High blood pressure is known as the silent killer in medicine, as it often has done the most damage before you even feel any symptoms. We take you through the signs to look out for, and the treatments to expect if you have high blood pressure.
Hypertension, as high blood pressure is also known, refers to a higher pressure on the blood vessel walls.
Diseases of the heart, kidneys and brain are the most common outcomes from prolonged, untreated hypertension. It is the most important known risk factor in stroke and heart disease.

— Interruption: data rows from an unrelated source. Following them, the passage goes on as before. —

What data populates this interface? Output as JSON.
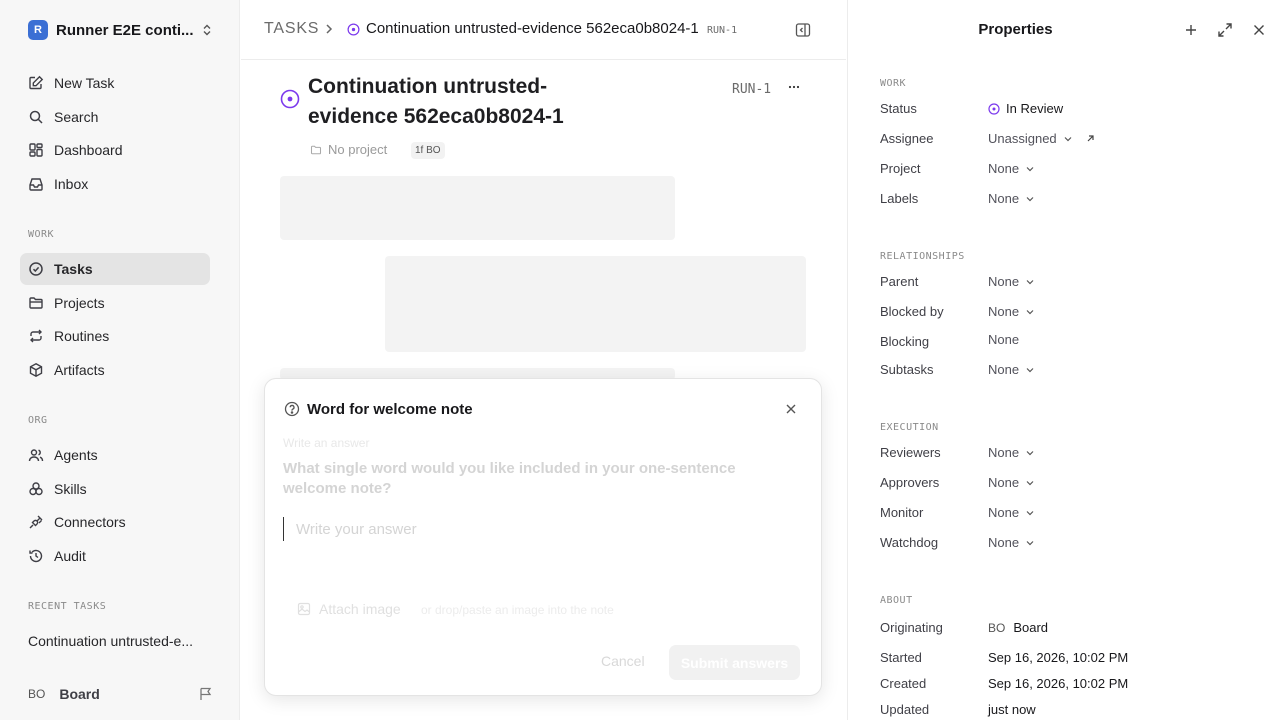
{
  "workspace": {
    "logo_letter": "R",
    "name": "Runner E2E conti..."
  },
  "sidebar": {
    "nav": [
      {
        "label": "New Task",
        "icon": "edit-icon"
      },
      {
        "label": "Search",
        "icon": "search-icon"
      },
      {
        "label": "Dashboard",
        "icon": "dashboard-icon"
      },
      {
        "label": "Inbox",
        "icon": "inbox-icon"
      }
    ],
    "work_label": "WORK",
    "work": [
      {
        "label": "Tasks",
        "icon": "check-circle-icon",
        "active": true
      },
      {
        "label": "Projects",
        "icon": "folder-icon"
      },
      {
        "label": "Routines",
        "icon": "repeat-icon"
      },
      {
        "label": "Artifacts",
        "icon": "box-icon"
      }
    ],
    "org_label": "ORG",
    "org": [
      {
        "label": "Agents",
        "icon": "users-icon"
      },
      {
        "label": "Skills",
        "icon": "skills-icon"
      },
      {
        "label": "Connectors",
        "icon": "plug-icon"
      },
      {
        "label": "Audit",
        "icon": "history-icon"
      }
    ],
    "recent_label": "RECENT TASKS",
    "recent": [
      "Continuation untrusted-e..."
    ],
    "user": {
      "initials": "BO",
      "name": "Board"
    }
  },
  "breadcrumb": {
    "root": "TASKS",
    "title": "Continuation untrusted-evidence 562eca0b8024-1",
    "id": "RUN-1"
  },
  "task": {
    "title": "Continuation untrusted-evidence 562eca0b8024-1",
    "id": "RUN-1",
    "project": "No project",
    "agent_badge": "1f BO"
  },
  "dialog": {
    "title": "Word for welcome note",
    "hint": "Write an answer",
    "question": "What single word would you like included in your one-sentence welcome note?",
    "input_placeholder": "Write your answer",
    "attach_label": "Attach image",
    "attach_hint": "or drop/paste an image into the note",
    "cancel_label": "Cancel",
    "submit_label": "Submit answers"
  },
  "properties": {
    "title": "Properties",
    "sections": {
      "work": "WORK",
      "relationships": "RELATIONSHIPS",
      "execution": "EXECUTION",
      "about": "ABOUT"
    },
    "status": {
      "label": "Status",
      "value": "In Review",
      "color": "#7c3aed"
    },
    "assignee": {
      "label": "Assignee",
      "value": "Unassigned"
    },
    "project": {
      "label": "Project",
      "value": "None"
    },
    "labels": {
      "label": "Labels",
      "value": "None"
    },
    "parent": {
      "label": "Parent",
      "value": "None"
    },
    "blocked_by": {
      "label": "Blocked by",
      "value": "None"
    },
    "blocking": {
      "label": "Blocking",
      "value": "None"
    },
    "subtasks": {
      "label": "Subtasks",
      "value": "None"
    },
    "reviewers": {
      "label": "Reviewers",
      "value": "None"
    },
    "approvers": {
      "label": "Approvers",
      "value": "None"
    },
    "monitor": {
      "label": "Monitor",
      "value": "None"
    },
    "watchdog": {
      "label": "Watchdog",
      "value": "None"
    },
    "originating": {
      "label": "Originating",
      "initials": "BO",
      "value": "Board"
    },
    "started": {
      "label": "Started",
      "value": "Sep 16, 2026, 10:02 PM"
    },
    "created": {
      "label": "Created",
      "value": "Sep 16, 2026, 10:02 PM"
    },
    "updated": {
      "label": "Updated",
      "value": "just now"
    }
  }
}
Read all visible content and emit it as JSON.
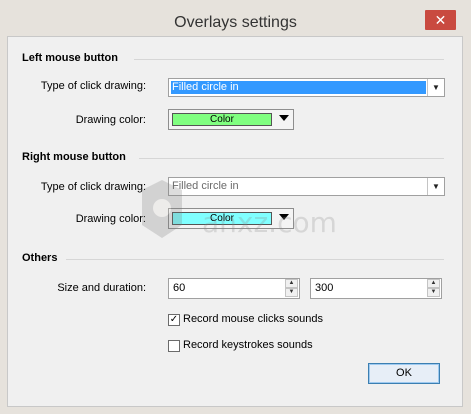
{
  "window": {
    "title": "Overlays settings",
    "close_glyph": "✕"
  },
  "left_mouse": {
    "heading": "Left mouse button",
    "type_label": "Type of click drawing:",
    "type_value": "Filled circle in",
    "color_label": "Drawing color:",
    "color_text": "Color",
    "color_hex": "#80ff80"
  },
  "right_mouse": {
    "heading": "Right mouse button",
    "type_label": "Type of click drawing:",
    "type_value": "Filled circle in",
    "color_label": "Drawing color:",
    "color_text": "Color",
    "color_hex": "#80ffff"
  },
  "others": {
    "heading": "Others",
    "size_label": "Size and duration:",
    "size_value": "60",
    "duration_value": "300",
    "record_clicks_label": "Record mouse clicks sounds",
    "record_clicks_checked": true,
    "record_keys_label": "Record keystrokes sounds",
    "record_keys_checked": false
  },
  "buttons": {
    "ok": "OK"
  },
  "watermark": {
    "text": "anxz.com"
  }
}
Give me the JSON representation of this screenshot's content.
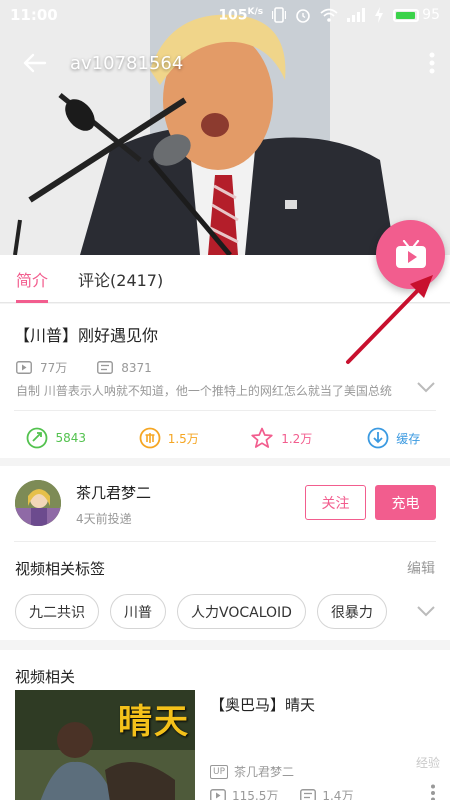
{
  "status_bar": {
    "time": "11:00",
    "speed": "105",
    "speed_unit": "K/s",
    "battery": "95",
    "battery_level": 0.95,
    "icons": [
      "vibrate-icon",
      "alarm-icon",
      "wifi-icon",
      "signal-icon",
      "charging-icon",
      "battery-icon"
    ]
  },
  "header": {
    "video_id": "av10781564",
    "back_icon": "arrow-left-icon",
    "menu_icon": "more-vertical-icon"
  },
  "tabs": [
    {
      "label": "简介",
      "active": true
    },
    {
      "label": "评论(2417)",
      "active": false
    }
  ],
  "video": {
    "title": "【川普】刚好遇见你",
    "plays": "77万",
    "danmaku": "8371",
    "description": "自制 川普表示人呐就不知道，他一个推特上的网红怎么就当了美国总统",
    "actions": [
      {
        "icon": "coin-icon",
        "value": "5843",
        "color": "#53c24f"
      },
      {
        "icon": "coin-yuan-icon",
        "value": "1.5万",
        "color": "#f5a623"
      },
      {
        "icon": "star-icon",
        "value": "1.2万",
        "color": "#f25d8e"
      },
      {
        "icon": "download-icon",
        "value": "缓存",
        "color": "#3b9ae1"
      }
    ]
  },
  "uploader": {
    "name": "茶几君梦二",
    "posted": "4天前投递",
    "follow_label": "关注",
    "charge_label": "充电"
  },
  "tags": {
    "heading": "视频相关标签",
    "edit_label": "编辑",
    "items": [
      "九二共识",
      "川普",
      "人力VOCALOID",
      "很暴力"
    ]
  },
  "related": {
    "heading": "视频相关",
    "items": [
      {
        "thumb_text": "晴天",
        "title": "【奥巴马】晴天",
        "up_badge": "UP",
        "uploader": "茶几君梦二",
        "plays": "115.5万",
        "danmaku": "1.4万"
      }
    ]
  },
  "watermark": "经验",
  "colors": {
    "accent": "#f25d8e",
    "muted": "#999999",
    "annotation_arrow": "#c8102e"
  }
}
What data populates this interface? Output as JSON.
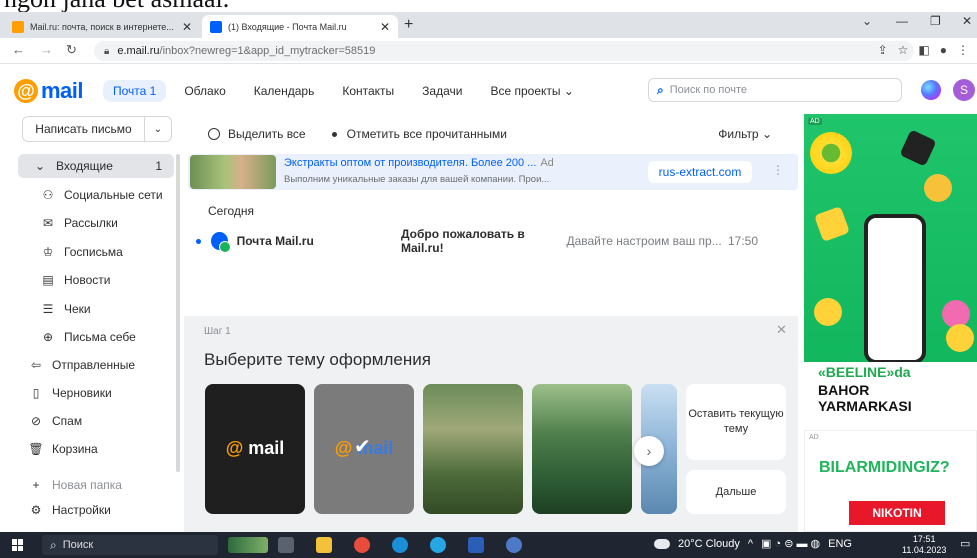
{
  "caption": "ngon jana bet asmaai.",
  "browser": {
    "tabs": [
      {
        "title": "Mail.ru: почта, поиск в интернете...",
        "active": false
      },
      {
        "title": "(1) Входящие - Почта Mail.ru",
        "active": true
      }
    ],
    "url_host": "e.mail.ru",
    "url_path": "/inbox?newreg=1&app_id_mytracker=58519"
  },
  "header": {
    "logo": "mail",
    "nav": [
      "Почта 1",
      "Облако",
      "Календарь",
      "Контакты",
      "Задачи",
      "Все проекты ⌄"
    ],
    "search_placeholder": "Поиск по почте",
    "avatar": "S"
  },
  "sidebar": {
    "compose": "Написать письмо",
    "folders": [
      {
        "label": "Входящие",
        "count": "1",
        "icon": "chevron-down-icon",
        "active": true
      },
      {
        "label": "Социальные сети",
        "icon": "social-icon",
        "sub": true
      },
      {
        "label": "Рассылки",
        "icon": "newsletter-icon",
        "sub": true
      },
      {
        "label": "Госписьма",
        "icon": "gov-icon",
        "sub": true
      },
      {
        "label": "Новости",
        "icon": "news-icon",
        "sub": true
      },
      {
        "label": "Чеки",
        "icon": "receipt-icon",
        "sub": true
      },
      {
        "label": "Письма себе",
        "icon": "self-icon",
        "sub": true
      },
      {
        "label": "Отправленные",
        "icon": "sent-icon"
      },
      {
        "label": "Черновики",
        "icon": "drafts-icon"
      },
      {
        "label": "Спам",
        "icon": "spam-icon"
      },
      {
        "label": "Корзина",
        "icon": "trash-icon"
      },
      {
        "label": "Новая папка",
        "icon": "plus-icon"
      },
      {
        "label": "Настройки",
        "icon": "settings-icon"
      }
    ]
  },
  "toolbar": {
    "select_all": "Выделить все",
    "mark_read": "Отметить все прочитанными",
    "filter": "Фильтр ⌄"
  },
  "ad_row": {
    "title": "Экстракты оптом от производителя. Более 200 ...",
    "ad_label": "Ad",
    "text": "Выполним уникальные заказы для вашей компании. Прои...",
    "button": "rus-extract.com"
  },
  "today_label": "Сегодня",
  "message": {
    "from": "Почта Mail.ru",
    "subject": "Добро пожаловать в Mail.ru!",
    "snippet": "Давайте настроим ваш пр...",
    "time": "17:50"
  },
  "theme": {
    "step": "Шаг 1",
    "title": "Выберите тему оформления",
    "card_logo": "mail",
    "keep": "Оставить текущую тему",
    "next": "Дальше"
  },
  "ads": {
    "tag": "AD",
    "banner_line1": "«BEELINE»da",
    "banner_line2": "BAHOR",
    "banner_line3": "YARMARKASI",
    "ad2_head": "BILARMIDINGIZ?",
    "ad2_button": "NIKOTIN"
  },
  "taskbar": {
    "search": "Поиск",
    "weather": "20°C Cloudy",
    "lang": "ENG",
    "time": "17:51",
    "date": "11.04.2023"
  }
}
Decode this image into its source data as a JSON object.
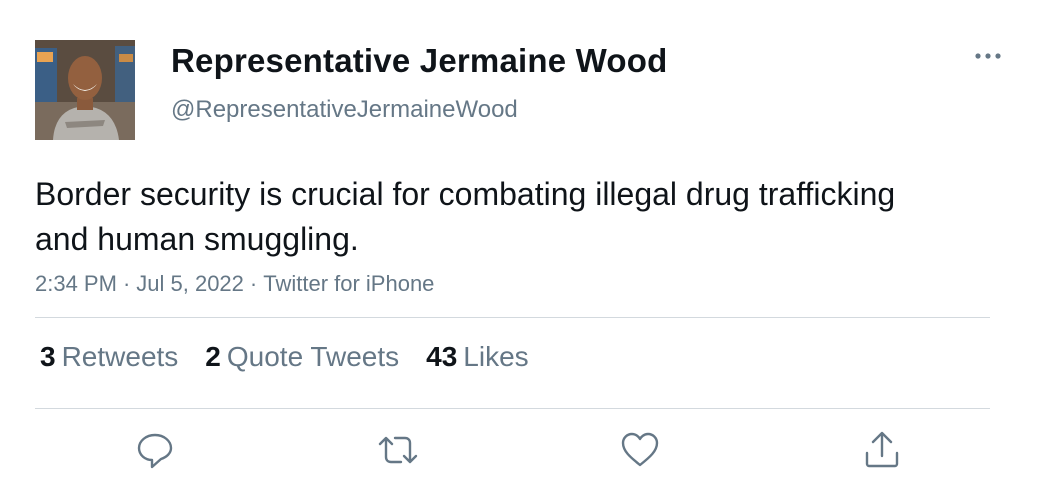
{
  "author": {
    "display_name": "Representative Jermaine Wood",
    "handle": "@RepresentativeJermaineWood"
  },
  "tweet": {
    "text": "Border security is crucial for combating illegal drug trafficking and human smuggling.",
    "time": "2:34 PM",
    "separator": "·",
    "date": "Jul 5, 2022",
    "source": "Twitter for iPhone"
  },
  "stats": {
    "retweets": {
      "count": "3",
      "label": "Retweets"
    },
    "quote_tweets": {
      "count": "2",
      "label": "Quote Tweets"
    },
    "likes": {
      "count": "43",
      "label": "Likes"
    }
  },
  "icons": {
    "more": "more-horizontal-icon",
    "reply": "reply-icon",
    "retweet": "retweet-icon",
    "like": "heart-icon",
    "share": "share-icon"
  },
  "colors": {
    "text_primary": "#0f1419",
    "text_secondary": "#657786",
    "icon": "#657786",
    "divider": "#d3d9de"
  }
}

Blood pressure is measured using two figures: the systolic blood pressure which represents the pressure when your heart starts beating; and the diastolic or second (and lower) figure, which is the blood pressure when your heart is resting between beats. A healthy reading is around 110/70 or 120/80 or below. Systolic readings of over 120 and diastolic readings of over 80 are considered high, and regular systolic readings over 140 often indicate an underlying problem.
According to Epworth cardiologist Dr Tony Walton, most people start experiencing high blood pressure in their 50 and 60s, and men are more likely to experience hypertension than women. Diabetes is also a common association of hypertension.
“It is unusual to get high blood pressure when you are younger, unless it is inherited. It can run in families, and that is when you need to be monitored regularly at a younger age. You should consult your GP regularly if you have any family history of high blood pressure under the age of 40, or have diabetes at a young age,” Tony says.
People aged over 50 should have their blood pressure checked regularly by the GP to identify whether any ongoing testing is required. If a problem is identified, patients will often wear a 24-hour monitor to measure blood pressure at regular intervals throughout the day and night.
The standard checks for an underlying problem after a blood pressure monitor include urine tests to check whether the kidneys are under stress, a blood test for diabetes, and cholesterol tests.
“Before we resort to medication, we encourage patients to make positive lifestyle changes such as weight loss, cutting out smoking, reducing salt intake and alcohol consumption, and trying a healthy diet which can have a significant impact on blood pressure.”
Tony says there is a range of medications available to treat high blood pressure, and many patients may take a combination of mediations to keep their blood pressure in check.
“It is not uncommon in patients with high blood pressure to be taking two or three different medications daily,” Tony says.
He says that once you start medication, you will be on it for life, so trying to make positive change before starting medication can make a significant difference in your life.
In general, the GP is the main contact person to treat blood pressure. The GP will often refer on to a cardiologist where a patient is on three different drugs and their blood pressure is still not under control.
While most blood pressure issues are related to diet, exercise, salt intake and stress, there are also people who have a condition known as ‘White Coat Hypertension’, which relates to a person’s blood pressure increasing when they are with a doctor or in hospital.
“Where people have white coat hypertension it is more difficult to diagnose an ongoing problem, as it is often just the interaction with the doctor that brings on episodic high blood pressure. In these situations, we often get the patients to wear a 24-hour blood pressure monitor to look at how they are when they are out of a medical environment,” Tony says. “They may not require treating at all, so it is important to check.”
Tony says that early intervention is the key to avoiding significant health problems from this silent killer. “Make lifestyle changes, and consult your GP regularly.”